THE distinctive, Matterhorn shaped hill (not mountain) of Addleborough lies on the southern edge of the central part of Wensleydale. It draws the eye while driving and few will not have been tempted. It is a relatively short walk but full of interest.

Thornton Rust lies on a back road, accessed from Aysgarth, and is a picture perfect village with its own, small, car park (look for the P).

From here join a walled lane leading south from the village and climbing steadily on to the open moors.

The path is obvious on the ground and being on National Trust land well signposted.

From the lane the path flattens out and after half a mile reaches a stile over the wall. Shortly afterwards is a second stile at the point of a finger sign.

The main bridleway carries on to Semer Water but take the right fork towards the distinctive shape of Addleborough over the stile. This is a permissive path, fine as we are walking on access land.

The path is initially easy to follow but where it arrives at a large stone becomes indistinct and steep.

If in need of a convenient rest take in the views behind, particularly of Penhill Beacon, part of the network of bonfire locations to warn the country of a foreign invasions.

The Spanish, French and Germans were all close at different points in history.

On emerging on the summit views open out in all directions.

Cross the ladder stile directly ahead of you to emerge at a large, robust cairn.

However, this is not the highest point of Addleborough, carry on for a few metres to a marker post and then climb to a jumble of stones marking the highest point.

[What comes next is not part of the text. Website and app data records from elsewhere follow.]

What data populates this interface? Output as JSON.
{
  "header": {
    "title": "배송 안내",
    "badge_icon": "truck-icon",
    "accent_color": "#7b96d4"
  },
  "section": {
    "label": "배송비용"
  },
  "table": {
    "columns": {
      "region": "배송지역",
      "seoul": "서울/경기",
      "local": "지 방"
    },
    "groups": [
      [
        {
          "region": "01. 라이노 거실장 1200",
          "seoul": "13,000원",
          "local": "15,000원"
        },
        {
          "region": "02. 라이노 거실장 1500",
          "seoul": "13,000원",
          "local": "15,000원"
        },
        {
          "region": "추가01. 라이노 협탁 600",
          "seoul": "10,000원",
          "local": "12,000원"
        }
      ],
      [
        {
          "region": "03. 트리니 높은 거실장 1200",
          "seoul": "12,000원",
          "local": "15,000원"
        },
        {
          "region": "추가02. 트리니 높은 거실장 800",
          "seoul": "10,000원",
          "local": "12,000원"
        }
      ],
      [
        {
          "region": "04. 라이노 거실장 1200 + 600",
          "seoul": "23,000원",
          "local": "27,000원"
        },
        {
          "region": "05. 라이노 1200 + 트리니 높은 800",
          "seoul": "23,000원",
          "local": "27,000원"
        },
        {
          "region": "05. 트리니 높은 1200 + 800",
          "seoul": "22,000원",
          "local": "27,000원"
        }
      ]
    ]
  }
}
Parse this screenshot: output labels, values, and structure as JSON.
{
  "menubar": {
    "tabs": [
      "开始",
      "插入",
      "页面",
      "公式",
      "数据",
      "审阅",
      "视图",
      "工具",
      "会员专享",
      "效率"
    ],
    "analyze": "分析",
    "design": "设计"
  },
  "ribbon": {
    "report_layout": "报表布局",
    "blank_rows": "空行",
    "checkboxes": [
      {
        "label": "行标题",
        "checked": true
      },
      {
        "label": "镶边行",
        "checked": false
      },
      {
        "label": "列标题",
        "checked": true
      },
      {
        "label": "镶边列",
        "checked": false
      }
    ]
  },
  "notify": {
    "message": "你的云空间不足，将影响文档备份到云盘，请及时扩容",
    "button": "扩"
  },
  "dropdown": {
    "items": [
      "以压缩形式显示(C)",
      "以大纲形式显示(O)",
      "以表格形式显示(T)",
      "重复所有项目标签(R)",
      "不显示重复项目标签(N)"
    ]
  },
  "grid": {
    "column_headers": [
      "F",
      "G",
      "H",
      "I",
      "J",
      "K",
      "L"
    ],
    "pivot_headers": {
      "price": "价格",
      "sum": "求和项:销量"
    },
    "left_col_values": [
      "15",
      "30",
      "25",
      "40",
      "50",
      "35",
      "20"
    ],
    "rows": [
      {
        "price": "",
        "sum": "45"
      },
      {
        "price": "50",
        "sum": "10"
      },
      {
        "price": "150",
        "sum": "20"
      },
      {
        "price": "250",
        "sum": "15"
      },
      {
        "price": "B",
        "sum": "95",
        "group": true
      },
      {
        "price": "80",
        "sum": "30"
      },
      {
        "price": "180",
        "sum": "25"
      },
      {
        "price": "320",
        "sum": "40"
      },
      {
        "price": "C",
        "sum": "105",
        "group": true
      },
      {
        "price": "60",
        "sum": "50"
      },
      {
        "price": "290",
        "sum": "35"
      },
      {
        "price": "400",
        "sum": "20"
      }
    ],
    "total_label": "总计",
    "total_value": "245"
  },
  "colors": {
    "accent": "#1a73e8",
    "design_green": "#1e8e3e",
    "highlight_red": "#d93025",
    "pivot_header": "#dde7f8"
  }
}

The cup and ring marks on the rock are supposed to mark an ancient burial site (probably of a Breton chieftain) but what is more certain is the whole plateau was the site of a Roman fort/look out post.

With the views across all of Wensleydale it certainly makes sense.

The water to the west is Semer Water, one of only two natural lakes in the Dales, the other being Malham Tarn.

There is also signs of an old trig point but this was later moved to the west.

The easiest descent is to the west. Meet a fence going north/south. Head south along the line but 50 metres before it turns east hop over the fence and descend steep grassy slopes.

Part way down is the Devils stone, a large boulder used by giants of folk lore to throw at each other.

At the foot of the steep slope head north west across flattish land to meet a farm track which serves as a bridleway.

Follow this back in an easterly direct keeping a stone wall to your left to the small settlement of Cubeck.

The larger village downhill and over the wall is Bainbridge.

From Cubeck take the quiet road east back towards Thornton Rust.

Fact file

Distance: Roughly 5.5 miles

Height to Climb: 250 metres (820 feet).

Start: SD 972888. Small parking area in Thornton Rust.

Difficulty: Medium: Steep climb and steep descent from Addleborough is the only difficulty.

Refreshments: Either the Victorian Arms at Worton or Thornton Rust is midway between the pubs and cafes of Bainbridge and Aysgarth.

Be Prepared: The route description and sketch map only provide a guide to the walk. You must take out and be able to read a map (O/S Explorer OL30) and in cloudy/misty conditions a compass (essential on this walk). You must also wear the correct clothing and footwear for the outdoors. Whilst every effort is made to provide accurate information, walkers head out at their own risk. Please observe the Countryside Code and park sensibly.

Jonathan Smith runs Where2walk, a walking company in the Yorkshire Dales:

•Jonathan has written a book, the “Dales 30” based on the mountains in the Yorkshire Dales.

• Beginners and Intermediate 1 Day Navigation Courses. Courses available throughout the year, check web for dates.

•Offers a Guiding serve for those less confident in the outdoors

To find out more details on any of the above and details of the 100s of walks in the Yorkshire Dales & Moors visit his popular website, https://where2walk.